PROMPT =>
Every line with the string "Consumer" must be copied from the entries below.

(Stored items from a collection)
*** Block opens ***

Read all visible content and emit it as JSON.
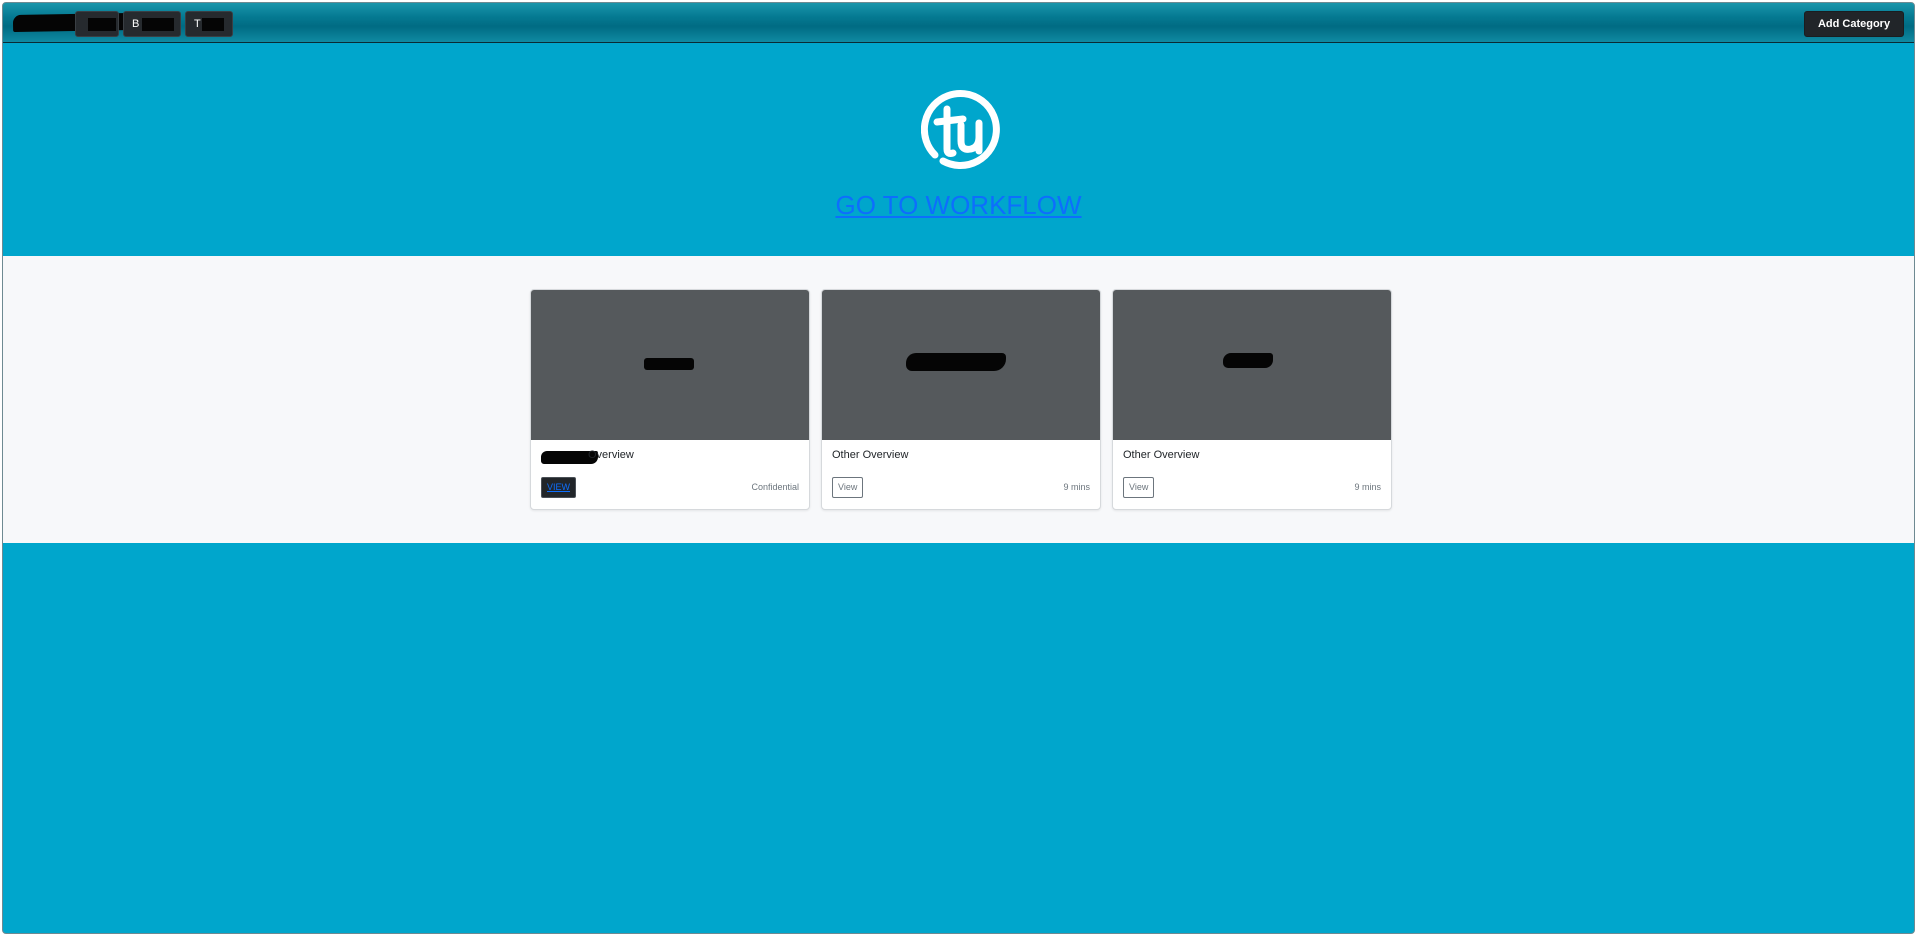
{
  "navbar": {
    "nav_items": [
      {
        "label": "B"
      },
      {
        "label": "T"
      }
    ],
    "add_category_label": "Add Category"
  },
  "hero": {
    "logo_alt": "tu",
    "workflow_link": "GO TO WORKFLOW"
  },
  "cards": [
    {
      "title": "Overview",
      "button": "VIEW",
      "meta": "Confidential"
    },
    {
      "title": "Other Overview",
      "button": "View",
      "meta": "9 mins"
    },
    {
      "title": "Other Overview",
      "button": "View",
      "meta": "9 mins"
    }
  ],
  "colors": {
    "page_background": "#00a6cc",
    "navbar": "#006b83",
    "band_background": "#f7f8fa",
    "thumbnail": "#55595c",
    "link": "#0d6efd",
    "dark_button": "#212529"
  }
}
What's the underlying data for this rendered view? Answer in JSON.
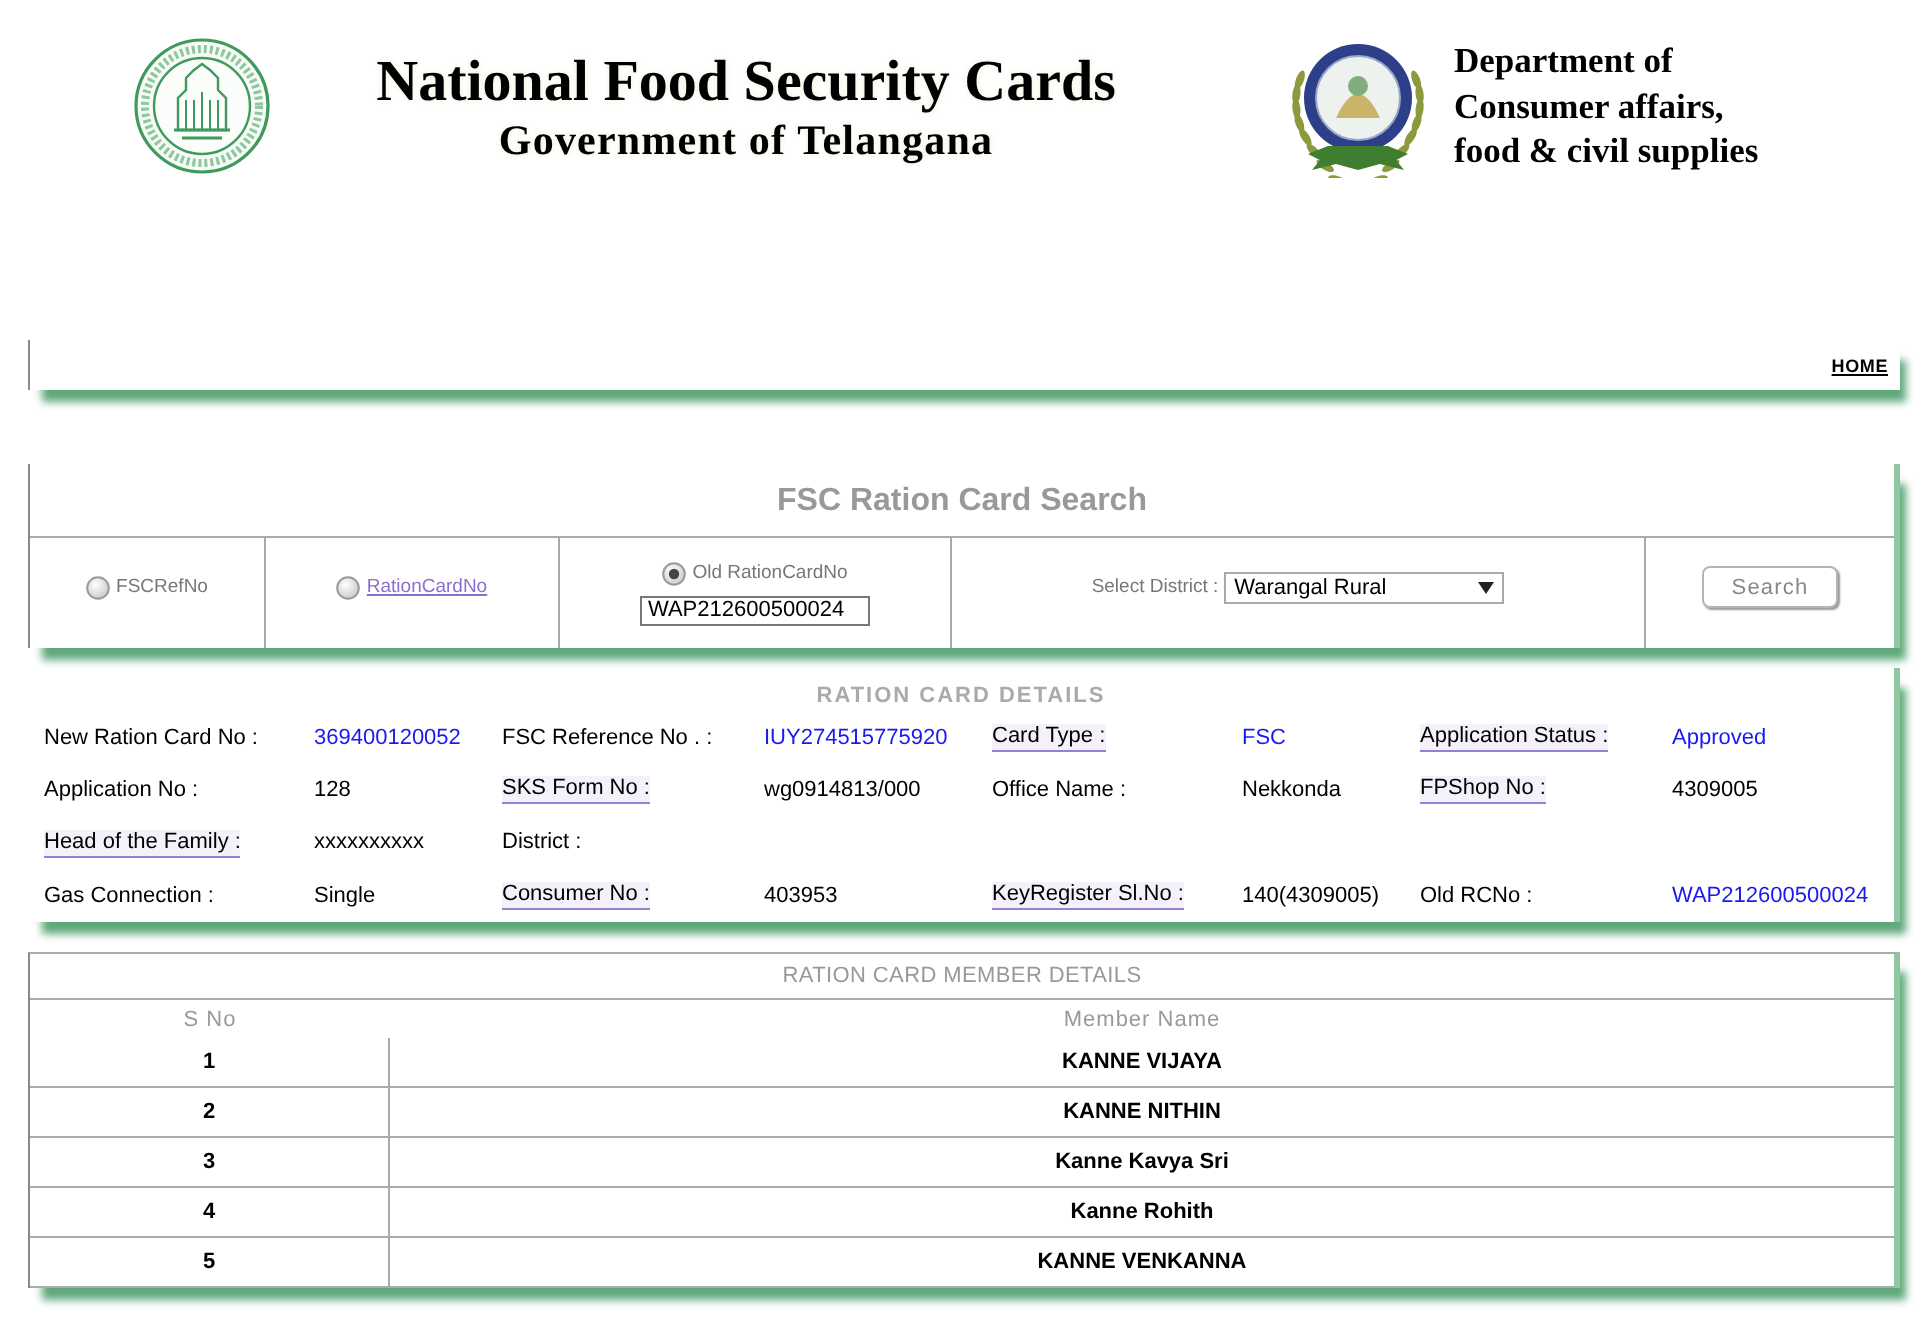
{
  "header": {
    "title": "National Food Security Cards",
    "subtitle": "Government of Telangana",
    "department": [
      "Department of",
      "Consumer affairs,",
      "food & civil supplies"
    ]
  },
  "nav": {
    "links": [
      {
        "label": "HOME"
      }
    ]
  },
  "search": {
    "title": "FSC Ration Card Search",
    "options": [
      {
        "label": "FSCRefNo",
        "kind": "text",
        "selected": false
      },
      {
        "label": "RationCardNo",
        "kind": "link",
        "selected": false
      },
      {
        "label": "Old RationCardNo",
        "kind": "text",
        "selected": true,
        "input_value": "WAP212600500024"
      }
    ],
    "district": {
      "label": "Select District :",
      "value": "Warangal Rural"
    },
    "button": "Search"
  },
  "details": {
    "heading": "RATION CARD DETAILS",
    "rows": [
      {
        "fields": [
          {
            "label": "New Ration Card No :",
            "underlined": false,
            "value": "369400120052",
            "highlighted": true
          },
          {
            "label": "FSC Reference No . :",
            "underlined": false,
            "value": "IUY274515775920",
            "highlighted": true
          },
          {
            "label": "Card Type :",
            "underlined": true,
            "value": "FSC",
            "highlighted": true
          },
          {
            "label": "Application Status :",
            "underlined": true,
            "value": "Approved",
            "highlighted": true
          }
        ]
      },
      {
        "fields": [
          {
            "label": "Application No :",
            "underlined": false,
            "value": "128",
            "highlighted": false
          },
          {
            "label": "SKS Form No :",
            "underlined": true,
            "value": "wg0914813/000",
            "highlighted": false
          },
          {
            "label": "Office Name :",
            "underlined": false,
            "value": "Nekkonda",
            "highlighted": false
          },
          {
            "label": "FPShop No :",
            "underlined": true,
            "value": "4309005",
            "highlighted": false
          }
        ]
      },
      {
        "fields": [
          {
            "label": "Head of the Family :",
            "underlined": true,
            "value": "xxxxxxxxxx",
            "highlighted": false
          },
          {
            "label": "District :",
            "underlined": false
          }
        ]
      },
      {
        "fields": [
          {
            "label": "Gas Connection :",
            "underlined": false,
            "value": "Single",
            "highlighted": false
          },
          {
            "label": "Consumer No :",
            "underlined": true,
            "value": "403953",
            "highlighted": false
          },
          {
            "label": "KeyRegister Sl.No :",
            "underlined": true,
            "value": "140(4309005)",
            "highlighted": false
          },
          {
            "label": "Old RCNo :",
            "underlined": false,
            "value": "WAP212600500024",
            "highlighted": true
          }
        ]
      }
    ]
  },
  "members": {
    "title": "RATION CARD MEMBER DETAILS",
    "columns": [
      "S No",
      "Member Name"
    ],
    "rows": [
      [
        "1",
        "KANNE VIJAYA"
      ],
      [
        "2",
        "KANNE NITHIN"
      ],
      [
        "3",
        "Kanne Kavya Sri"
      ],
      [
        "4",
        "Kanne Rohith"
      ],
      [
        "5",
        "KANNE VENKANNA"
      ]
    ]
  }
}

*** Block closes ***

YOUR SOLUTION =>
      "Consumer affairs,",
            "label": "Consumer No :",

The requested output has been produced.